Foard, a Methodist, supported that denomination as well as the New Institute (renamed Olin in 1857), a center for Methodism in the antebellum period under the leadership of Baxter Clegg and Brantley York. In 1855 Foard and his brother Osborne loaned the New Institute Association Society $10,000 for the construction and outfitting of a school. A few years after it opened, however, the three-story brick school was on the verge of collapse, owing in part to conflicts within the leadership of the North Carolina Conference. During the war years it was revived through the efforts of Charles Force Deems, who convinced Foard and his brother to provide an endowment. Because of the war, however, the school served only young boys and girls and never became the college that Deems and others proposed. The disillusioned Deems abandoned the project after the war and left North Carolina. A school continued to operate there for a time under James Southgate until the Foards sold the property. The building was pulled down in 1883.
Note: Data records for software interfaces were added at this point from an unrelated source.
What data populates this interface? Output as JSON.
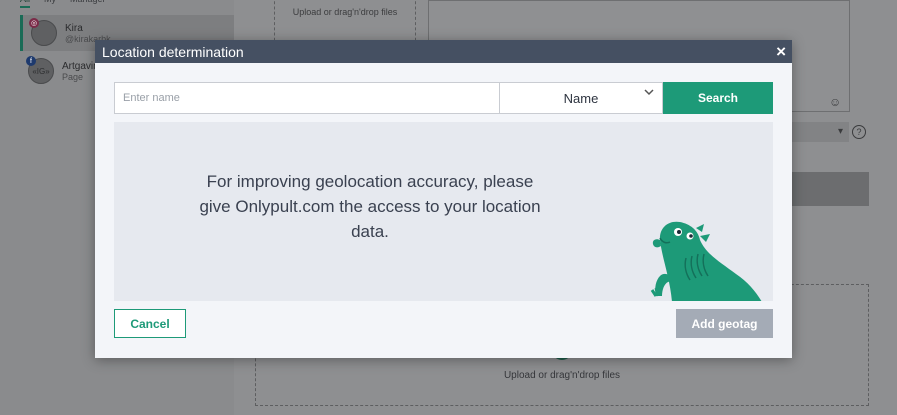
{
  "background": {
    "tabs": [
      "All",
      "My",
      "Manager"
    ],
    "accounts": [
      {
        "name": "Kira",
        "handle": "@kirakarbk",
        "network": "instagram"
      },
      {
        "name": "Artgavin",
        "handle": "Page",
        "network": "facebook",
        "avatar_text": "«IG»"
      }
    ],
    "upload_text_top": "Upload or drag'n'drop files",
    "upload_text_bottom": "Upload or drag'n'drop files",
    "help_glyph": "?",
    "emoji_glyph": "☺"
  },
  "modal": {
    "title": "Location determination",
    "close_glyph": "×",
    "search": {
      "placeholder": "Enter name",
      "value": "",
      "type_selected": "Name",
      "button": "Search"
    },
    "info_text": "For improving geolocation accuracy, please give Onlypult.com the access to your location data.",
    "cancel_label": "Cancel",
    "add_label": "Add geotag"
  },
  "colors": {
    "accent": "#1d9a78",
    "header": "#455062",
    "disabled": "#a4abb6"
  },
  "icons": {
    "close": "close-icon",
    "chevron": "chevron-down-icon",
    "mascot": "capybara-illustration"
  }
}
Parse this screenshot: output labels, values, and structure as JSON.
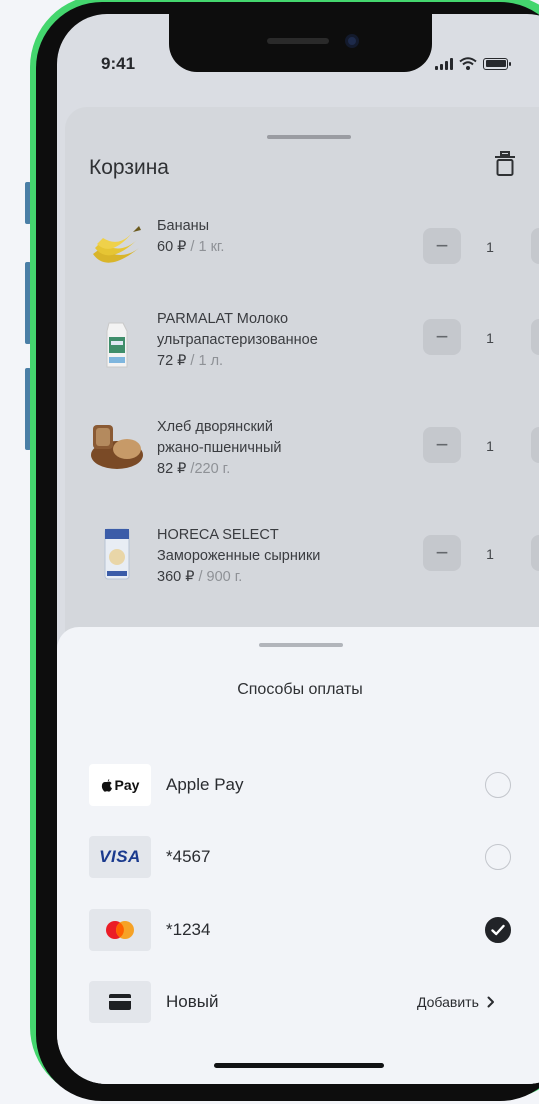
{
  "status": {
    "time": "9:41"
  },
  "cart": {
    "title": "Корзина",
    "items": [
      {
        "name_lines": [
          "Бананы"
        ],
        "price": "60 ₽",
        "unit": " / 1 кг.",
        "qty": "1",
        "thumb": "banana-thumbnail"
      },
      {
        "name_lines": [
          "PARMALAT Молоко",
          "ультрапастеризованное"
        ],
        "price": "72 ₽",
        "unit": " / 1 л.",
        "qty": "1",
        "thumb": "milk-thumbnail"
      },
      {
        "name_lines": [
          "Хлеб дворянский",
          "ржано-пшеничный"
        ],
        "price": "82 ₽",
        "unit": " /220 г.",
        "qty": "1",
        "thumb": "bread-thumbnail"
      },
      {
        "name_lines": [
          "HORECA SELECT",
          "Замороженные сырники"
        ],
        "price": "360 ₽",
        "unit": " / 900 г.",
        "qty": "1",
        "thumb": "syrniki-thumbnail"
      }
    ],
    "minus": "−",
    "plus": "+"
  },
  "payment": {
    "title": "Способы оплаты",
    "methods": [
      {
        "label": "Apple Pay",
        "icon_text": "Pay",
        "icon": "apple-pay-icon",
        "selected": false
      },
      {
        "label": "*4567",
        "icon_text": "VISA",
        "icon": "visa-icon",
        "selected": false
      },
      {
        "label": "*1234",
        "icon_text": "",
        "icon": "mastercard-icon",
        "selected": true
      },
      {
        "label": "Новый",
        "icon_text": "",
        "icon": "card-icon",
        "action": "Добавить"
      }
    ]
  },
  "colors": {
    "frame": "#44d66e",
    "sheet": "#f2f4f8",
    "dim": "#d4d7dc",
    "visa": "#1a3a8e"
  }
}
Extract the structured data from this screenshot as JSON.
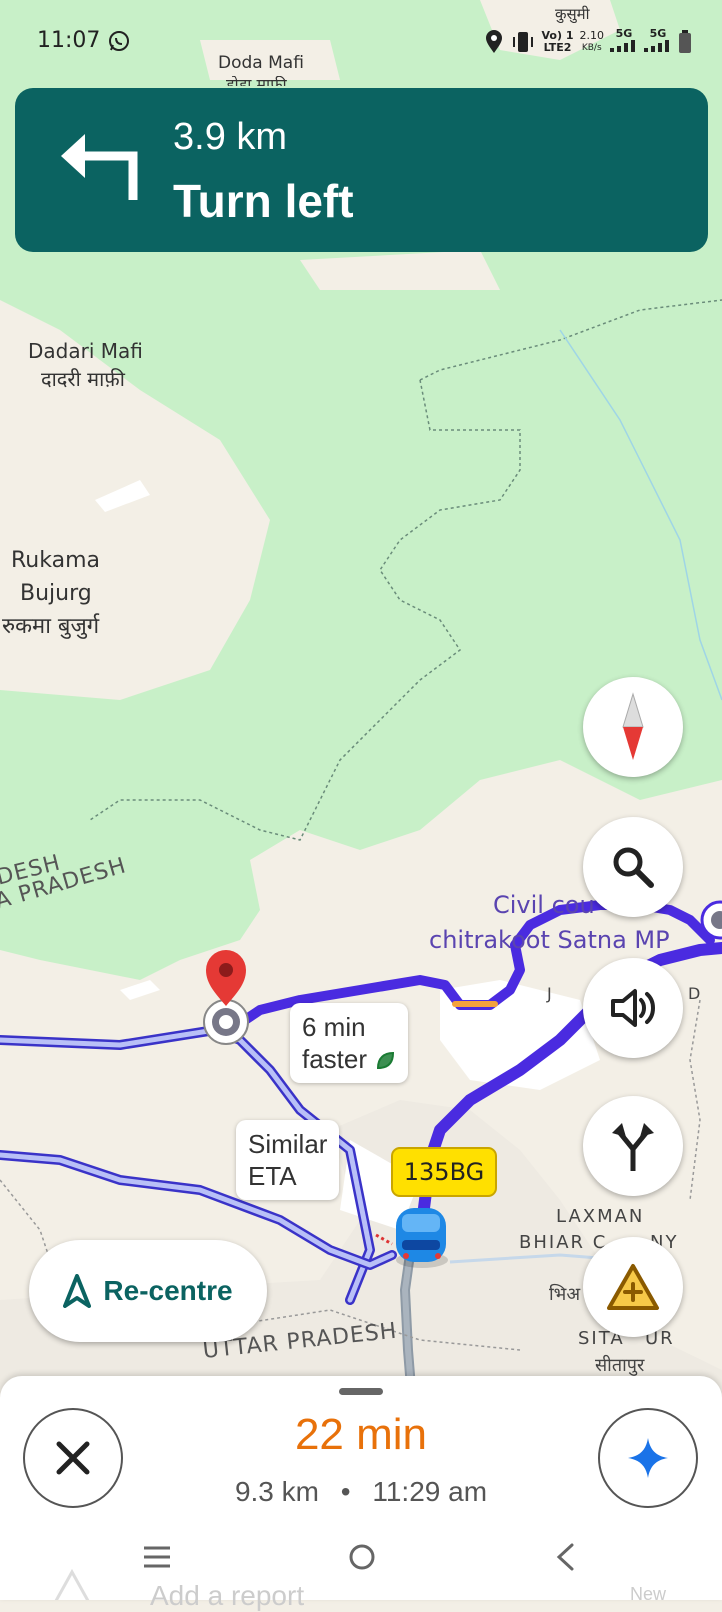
{
  "status_bar": {
    "time": "11:07",
    "network_line1": "Vo) 1",
    "network_line2": "LTE2",
    "speed_value": "2.10",
    "speed_unit": "KB/s",
    "net_a": "5G",
    "net_b": "5G"
  },
  "navigation": {
    "distance": "3.9 km",
    "instruction": "Turn left",
    "maneuver_icon": "turn-left-arrow-icon"
  },
  "map_labels": {
    "kusumi": "कुसुमी",
    "doda_mafi": "Doda Mafi",
    "doda_mafi_hi": "डोडा माफ़ी",
    "dadari_mafi": "Dadari Mafi",
    "dadari_mafi_hi": "दादरी माफ़ी",
    "rukama_1": "Rukama",
    "rukama_2": "Bujurg",
    "rukama_hi": "रुकमा बुजुर्ग",
    "state_1": "DESH",
    "state_2": "A PRADESH",
    "civil_court_1": "Civil cou",
    "civil_court_2": "chitrakoot Satna MP",
    "j_label": "J",
    "d_label": "D",
    "laxman_1": "LAXMAN",
    "laxman_2": "BHIAR C",
    "laxman_3": "NY",
    "bhia_hi": "भिअ",
    "sitapur": "SITA",
    "sitapur_2": "UR",
    "sitapur_hi": "सीतापुर",
    "uttar_pradesh": "UTTAR PRADESH"
  },
  "route_bubbles": {
    "alt1_line1": "6 min",
    "alt1_line2": "faster",
    "alt2_line1": "Similar",
    "alt2_line2": "ETA"
  },
  "road_shield": "135BG",
  "recentre_label": "Re-centre",
  "trip": {
    "eta": "22 min",
    "distance": "9.3 km",
    "separator": "•",
    "arrival": "11:29 am"
  },
  "under_sheet": {
    "add_report": "Add a report",
    "new_badge": "New"
  },
  "colors": {
    "nav_card": "#0b6361",
    "route": "#4a2be0",
    "alt_route": "#9fa9f5",
    "eta": "#e8710a",
    "park": "#c8f0c8"
  }
}
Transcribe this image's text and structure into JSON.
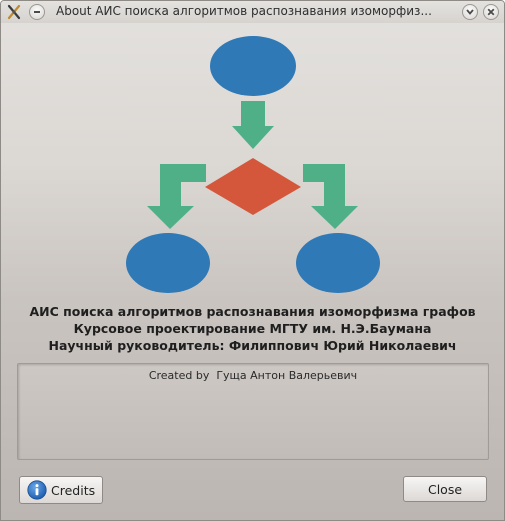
{
  "window": {
    "title": "About АИС поиска алгоритмов распознавания изоморфиз..."
  },
  "about": {
    "line1": "АИС поиска алгоритмов распознавания изоморфизма графов",
    "line2": "Курсовое проектирование МГТУ им. Н.Э.Баумана",
    "line3": "Научный руководитель: Филиппович Юрий Николаевич"
  },
  "credits_box": {
    "text": "Created by  Гуща Антон Валерьевич"
  },
  "buttons": {
    "credits_label": "Credits",
    "close_label": "Close"
  },
  "icons": {
    "app": "app-icon",
    "minimize": "minimize-icon",
    "shade": "shade-icon",
    "close": "close-icon",
    "info": "info-icon"
  },
  "colors": {
    "flow_ellipse": "#2f79b6",
    "flow_diamond": "#d4573c",
    "flow_arrow": "#4fb088"
  }
}
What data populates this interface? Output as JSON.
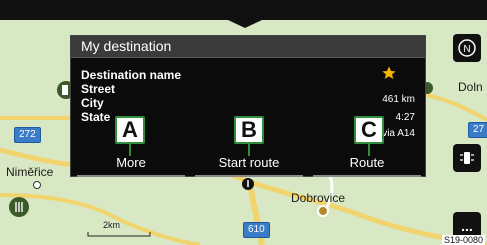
{
  "panel": {
    "title": "My destination",
    "destination_name": "Destination name",
    "street": "Street",
    "city": "City",
    "state": "State",
    "distance": "461 km",
    "time": "4:27",
    "via": "via A14",
    "favorite_icon": "star-icon",
    "favorite_color": "#f4b400"
  },
  "actions": {
    "more": "More",
    "start_route": "Start route",
    "route": "Route"
  },
  "callouts": {
    "a": "A",
    "b": "B",
    "c": "C"
  },
  "map": {
    "place_nimerice": "Niměřice",
    "place_dobrovice": "Dobrovice",
    "place_doln": "Doln",
    "road_272": "272",
    "road_27": "27",
    "road_610": "610",
    "scale": "2km",
    "bg_color": "#d9e8c4",
    "road_color": "#f2d46f"
  },
  "controls": {
    "compass_icon": "compass-north-icon",
    "compass_letter": "N",
    "lane_icon": "lane-assist-icon",
    "menu_icon": "more-dots-icon",
    "menu_label": "..."
  },
  "figure_code": "S19-0080"
}
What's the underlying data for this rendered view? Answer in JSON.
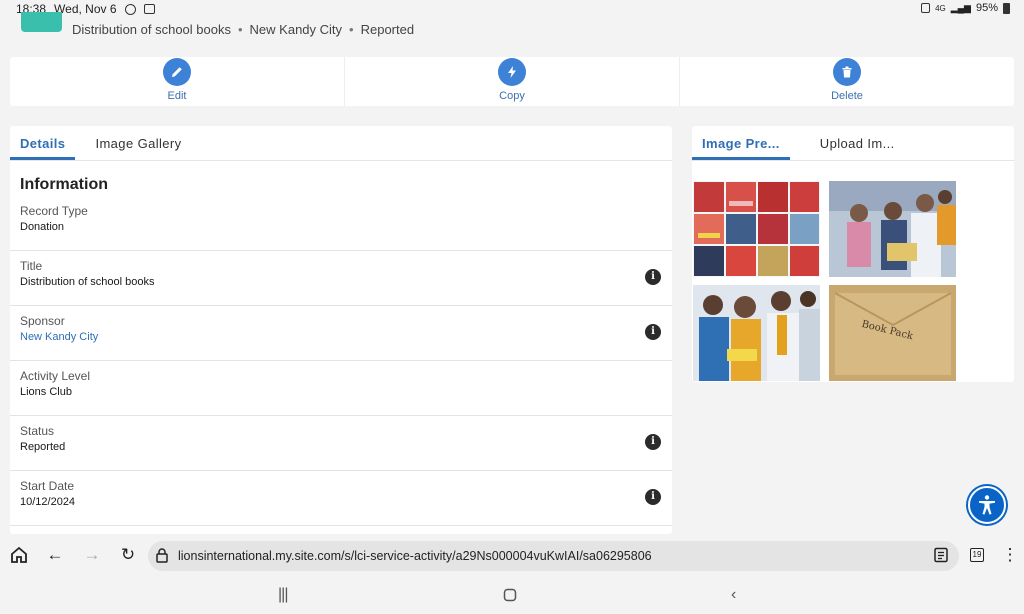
{
  "status_bar": {
    "time": "18:38",
    "date": "Wed, Nov 6",
    "battery": "95%"
  },
  "header": {
    "breadcrumbs": [
      "Distribution of school books",
      "New Kandy City",
      "Reported"
    ]
  },
  "actions": [
    {
      "label": "Edit",
      "icon": "pencil-icon"
    },
    {
      "label": "Copy",
      "icon": "lightning-icon"
    },
    {
      "label": "Delete",
      "icon": "trash-icon"
    }
  ],
  "details": {
    "tabs": [
      "Details",
      "Image Gallery"
    ],
    "active_tab": "Details",
    "section_title": "Information",
    "fields": [
      {
        "label": "Record Type",
        "value": "Donation",
        "help": false,
        "link": false
      },
      {
        "label": "Title",
        "value": "Distribution of school books",
        "help": true,
        "link": false
      },
      {
        "label": "Sponsor",
        "value": "New Kandy City",
        "help": true,
        "link": true
      },
      {
        "label": "Activity Level",
        "value": "Lions Club",
        "help": false,
        "link": false
      },
      {
        "label": "Status",
        "value": "Reported",
        "help": true,
        "link": false
      },
      {
        "label": "Start Date",
        "value": "10/12/2024",
        "help": true,
        "link": false
      }
    ]
  },
  "gallery": {
    "tabs": [
      "Image Pre...",
      "Upload Im..."
    ],
    "active_tab": "Image Pre...",
    "handwriting": "Book Pack"
  },
  "browser": {
    "url": "lionsinternational.my.site.com/s/lci-service-activity/a29Ns000004vuKwIAI/sa06295806",
    "tab_count": "19"
  },
  "colors": {
    "accent": "#3d82d6",
    "brand_badge": "#3bbfad",
    "accessibility": "#0a64c8"
  }
}
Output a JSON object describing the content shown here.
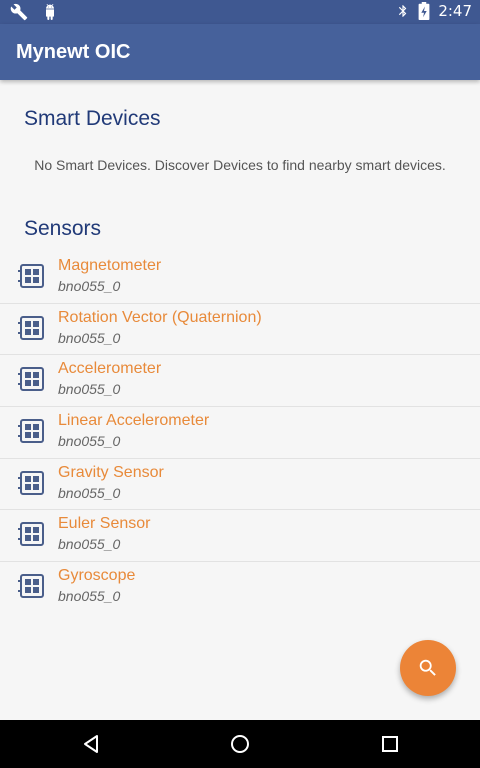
{
  "status_bar": {
    "time": "2:47",
    "icons": [
      "wrench-icon",
      "android-icon",
      "bluetooth-icon",
      "battery-charging-icon"
    ]
  },
  "app_bar": {
    "title": "Mynewt OIC"
  },
  "smart_devices": {
    "heading": "Smart Devices",
    "empty_message": "No Smart Devices. Discover Devices to find nearby smart devices."
  },
  "sensors": {
    "heading": "Sensors",
    "items": [
      {
        "name": "Magnetometer",
        "device": "bno055_0"
      },
      {
        "name": "Rotation Vector (Quaternion)",
        "device": "bno055_0"
      },
      {
        "name": "Accelerometer",
        "device": "bno055_0"
      },
      {
        "name": "Linear Accelerometer",
        "device": "bno055_0"
      },
      {
        "name": "Gravity Sensor",
        "device": "bno055_0"
      },
      {
        "name": "Euler Sensor",
        "device": "bno055_0"
      },
      {
        "name": "Gyroscope",
        "device": "bno055_0"
      }
    ]
  },
  "fab": {
    "icon": "search-icon"
  },
  "nav_bar": {
    "buttons": [
      "back-icon",
      "home-icon",
      "recents-icon"
    ]
  },
  "colors": {
    "app_bar": "#46619b",
    "status_bar": "#3f5891",
    "accent": "#ec8437",
    "heading": "#213a78",
    "sensor_name": "#e88a3a"
  }
}
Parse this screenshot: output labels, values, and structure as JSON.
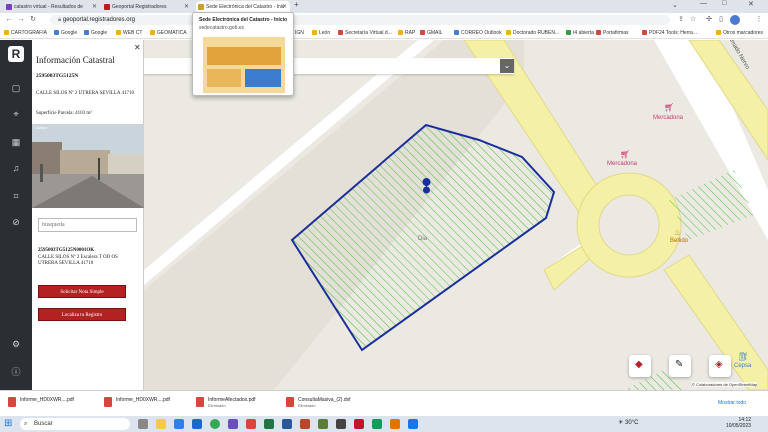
{
  "browser": {
    "tabs": [
      {
        "label": "catastro virtual - Resultados de",
        "color": "#7b3fc4"
      },
      {
        "label": "Geoportal Registradores",
        "color": "#b22222"
      },
      {
        "label": "Sede Electrónica del Catastro - Inic",
        "color": "#c9a227"
      }
    ],
    "url": "geoportal.registradores.org",
    "bookmarks": [
      "CARTOGRAFIA",
      "Google",
      "Google",
      "WEB CT",
      "GEOMATICA",
      "IGN",
      "León",
      "Secretaría Virtual d...",
      "RAP",
      "GMAIL",
      "CORREO Outlook",
      "Doctorado RUBEN...",
      "t4 abierta",
      "Portafirmas",
      "PDF24 Tools: Herra...",
      "Otros marcadores"
    ],
    "tooltip": {
      "title": "Sede Electrónica del Catastro - Inicio",
      "domain": "sedecatastro.gob.es"
    }
  },
  "panel": {
    "title": "Información Catastral",
    "refcat": "2595003TG5125N",
    "address": "CALLE SILOS Nº 2 UTRERA SEVILLA 41710",
    "surface": "Superficie Parcela: 4103 m²",
    "photo_label": "Catastro",
    "search_placeholder": "busqueda",
    "result_ref": "2595003TG5125N0001OK",
    "result_address": "CALLE SILOS Nº 2 Escalera T OD OS UTRERA SEVILLA 41710",
    "btn_nota": "Solicitar Nota Simple",
    "btn_localiza": "Localiza tu Registro"
  },
  "map": {
    "labels": {
      "mercadona1": "Mercadona",
      "mercadona2": "Mercadona",
      "dia": "Dia",
      "bellido": "Bellido",
      "nervo": "Amado Nervo",
      "cepsa": "Cepsa",
      "attribution": "© Colaboradores de OpenStreetMap"
    },
    "colors": {
      "parcel_stroke": "#1a2f9c",
      "parcel_hatch": "#44c23a",
      "road": "#f4f0a6",
      "poi": "#d6286f"
    }
  },
  "downloads": [
    {
      "name": "Informe_HD0XWR....pdf",
      "sub": ""
    },
    {
      "name": "Informe_HD0XWR....pdf",
      "sub": ""
    },
    {
      "name": "InformeAfectados.pdf",
      "sub": "Eliminado"
    },
    {
      "name": "ConsultaMasiva_(2).dxf",
      "sub": "Eliminado"
    },
    {
      "show_all": "Mostrar todo"
    }
  ],
  "taskbar": {
    "search": "Buscar",
    "weather": "30°C",
    "time": "14:12",
    "date": "10/05/2023"
  }
}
After the war Foard settled at Olin where he was operating a mercantile establishment in 1867. That year he acquired the Powder Springs property northwest of Olin but did not develop the resort, which he renamed Eupeptic Springs, until 1873 when he mortgaged it to Wilfred Turner for $3,000 to raise funds for the construction of a hotel and other resort facilities. Through Foard's efforts, a post office was established at the springs in 1875. The resort apparently was unsuccessful for Foard was unable to repay the loan, and in 1881 Turner acquired the property at a commissioner's sale. As late as 1896 a resort was operated there by J. A. White. About 1895 Foard moved to Statesville where he resided until his death.

While at Eupeptic Springs, he wrote and published North America and Africa, Their Past, Present and Future, a sixty-seven-page pamphlet printed in 1875 in Salisbury by J. J. Brunner. In the pamphlet Foard advocated the colonization of the African American in Africa, a subject that concerned him until he died. It was reprinted in 1877 in Raleigh by J. Nichols. A third edition, printed in 1904 in Statesville by Brady, carried an advertisement for The Advocate of Missions, a monthly magazine to be published by Foard.

On 25 March 1847 Foard married Laura Catherine McConnaughey, the daughter of Ann Elizabeth Partee and George C. McConnaughey, and the niece, through marriage, of his brother Robert Wyatte Foard. She died in Statesville on 22 Dec. 1903. The couple had at least five children, three of whom survived Foard: Kate Partee (m. Stark Perry Graham), Ira Coke, and George McConnaughey. Foard also died in Statesville and was buried in Oakwood Cemetery.


James S. Brawley, The Rowan Story (1953).

Iredell County Deed Books X, Z, 1, 3–5, 7, 9 (North Carolina State Archives, Raleigh).

Homer Keever, Iredell-Piedmont County (1976).

Rowan County Deed Books, 38–43, 48, 84 (North Carolina State Archives, Raleigh).

Salisbury Carolina Watchman, scattered issues.

J. Edward Smoot, Marshal Ney Before and After Execution (1929).

Statesville The Landmark, 14 May 1909 and scattered issues.

Additional Resources:

Foard, John F. [M.D.]. North American And Africa, Their Past, Present and Future.  Eupeptic Springs, NC: [John F. Foard]. 1875. (accessed January 29, 2014).

Image Credits:

Foard, John F. [M.D.]. North America And Africa, Their Past, Present and Future and Key to the Negro Problem.  [Statesville, NC: John F. Foard]. 1904. (accessed January 29, 2014).